● What this task involves: Copy every line of the entries that includes the word "active".

● Available data:
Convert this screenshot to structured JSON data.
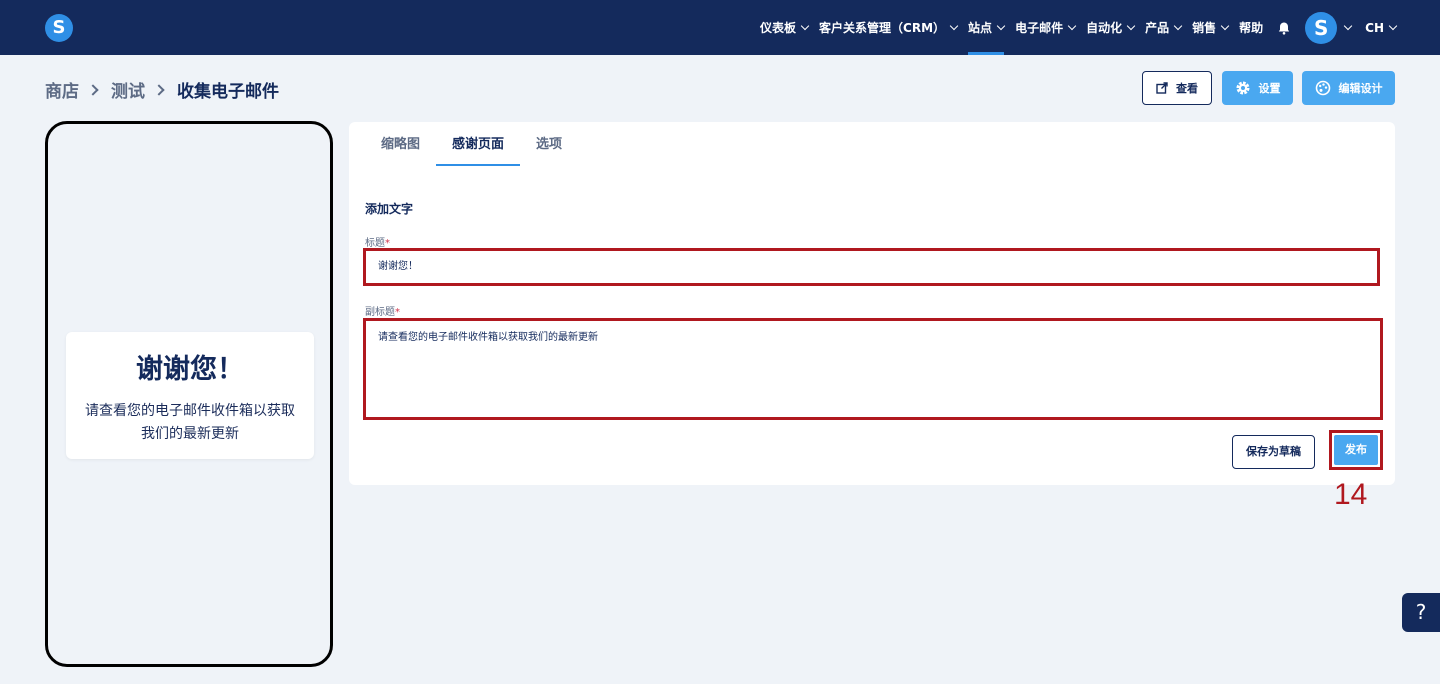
{
  "nav": {
    "items": [
      {
        "label": "仪表板",
        "dropdown": true
      },
      {
        "label": "客户关系管理（CRM）",
        "dropdown": true
      },
      {
        "label": "站点",
        "dropdown": true,
        "active": true
      },
      {
        "label": "电子邮件",
        "dropdown": true
      },
      {
        "label": "自动化",
        "dropdown": true
      },
      {
        "label": "产品",
        "dropdown": true
      },
      {
        "label": "销售",
        "dropdown": true
      },
      {
        "label": "帮助",
        "dropdown": false
      }
    ],
    "logo_letter": "S",
    "avatar_letter": "S",
    "user_initials": "CH"
  },
  "breadcrumb": {
    "items": [
      "商店",
      "测试"
    ],
    "current": "收集电子邮件"
  },
  "header_buttons": {
    "view": "查看",
    "settings": "设置",
    "edit_design": "编辑设计"
  },
  "preview": {
    "title": "谢谢您！",
    "subtitle": "请查看您的电子邮件收件箱以获取我们的最新更新"
  },
  "tabs": [
    {
      "label": "缩略图",
      "active": false
    },
    {
      "label": "感谢页面",
      "active": true
    },
    {
      "label": "选项",
      "active": false
    }
  ],
  "form": {
    "section_title": "添加文字",
    "title_label": "标题",
    "title_value": "谢谢您！",
    "subtitle_label": "副标题",
    "subtitle_value": "请查看您的电子邮件收件箱以获取我们的最新更新",
    "required_mark": "*"
  },
  "actions": {
    "save_draft": "保存为草稿",
    "publish": "发布"
  },
  "step_number": "14",
  "help_label": "?",
  "colors": {
    "nav_bg": "#142a5c",
    "accent": "#4aa8f0",
    "highlight": "#b0181f"
  }
}
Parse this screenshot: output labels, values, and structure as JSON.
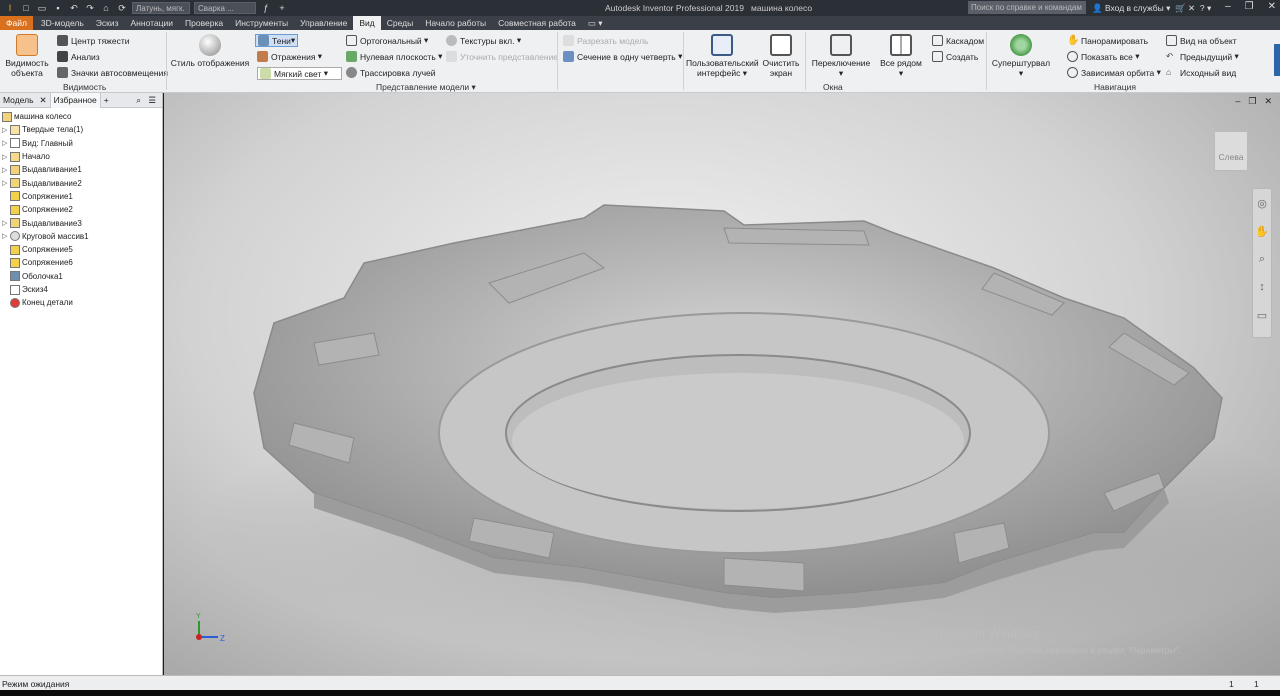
{
  "titlebar": {
    "material": "Латунь, мягк.",
    "appearance": "Сварка ...",
    "title": "Autodesk Inventor Professional 2019",
    "document": "машина колесо",
    "search_placeholder": "Поиск по справке и командам",
    "signin": "Вход в службы"
  },
  "tabs": [
    "Файл",
    "3D-модель",
    "Эскиз",
    "Аннотации",
    "Проверка",
    "Инструменты",
    "Управление",
    "Вид",
    "Среды",
    "Начало работы",
    "Совместная работа"
  ],
  "ribbon": {
    "visibility": {
      "big": "Видимость объекта",
      "center": "Центр тяжести",
      "analysis": "Анализ",
      "dof": "Значки автосовмещения",
      "group": "Видимость"
    },
    "appearance": {
      "style": "Стиль отображения",
      "shadows": "Тени",
      "reflections": "Отражения",
      "light": "Мягкий свет",
      "ortho": "Ортогональный",
      "groundplane": "Нулевая плоскость",
      "raytracing": "Трассировка лучей",
      "textures": "Текстуры вкл.",
      "refine": "Уточнить представление",
      "split": "Разрезать модель",
      "quarter": "Сечение в одну четверть",
      "group": "Представление модели"
    },
    "windows": {
      "ui": "Пользовательский интерфейс",
      "clean": "Очистить экран",
      "switch": "Переключение",
      "arrange": "Все рядом",
      "cascade": "Каскадом",
      "new": "Создать",
      "group": "Окна"
    },
    "navigate": {
      "full": "Суперштурвал",
      "pan": "Панорамировать",
      "zoomall": "Показать все",
      "orbit": "Зависимая орбита",
      "lookat": "Вид на объект",
      "previous": "Предыдущий",
      "home": "Исходный вид",
      "group": "Навигация"
    }
  },
  "browser": {
    "tab_model": "Модель",
    "tab_fav": "Избранное",
    "items": [
      "машина колесо",
      "Твердые тела(1)",
      "Вид: Главный",
      "Начало",
      "Выдавливание1",
      "Выдавливание2",
      "Сопряжение1",
      "Сопряжение2",
      "Выдавливание3",
      "Круговой массив1",
      "Сопряжение5",
      "Сопряжение6",
      "Оболочка1",
      "Эскиз4",
      "Конец детали"
    ]
  },
  "viewport": {
    "viewcube_face": "Слева",
    "axis_y": "Y",
    "axis_z": "Z",
    "activation_title": "Активация Windows",
    "activation_text": "Чтобы активировать Windows, перейдите в раздел \"Параметры\"."
  },
  "status": {
    "message": "Режим ожидания",
    "count1": "1",
    "count2": "1"
  },
  "colors": {
    "file_tab": "#d9701e",
    "titlebar": "#2b2f36",
    "ribbon": "#eef0f2"
  }
}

● Task answer:
        "active": true
      "active": false
      "active": true
      "active": false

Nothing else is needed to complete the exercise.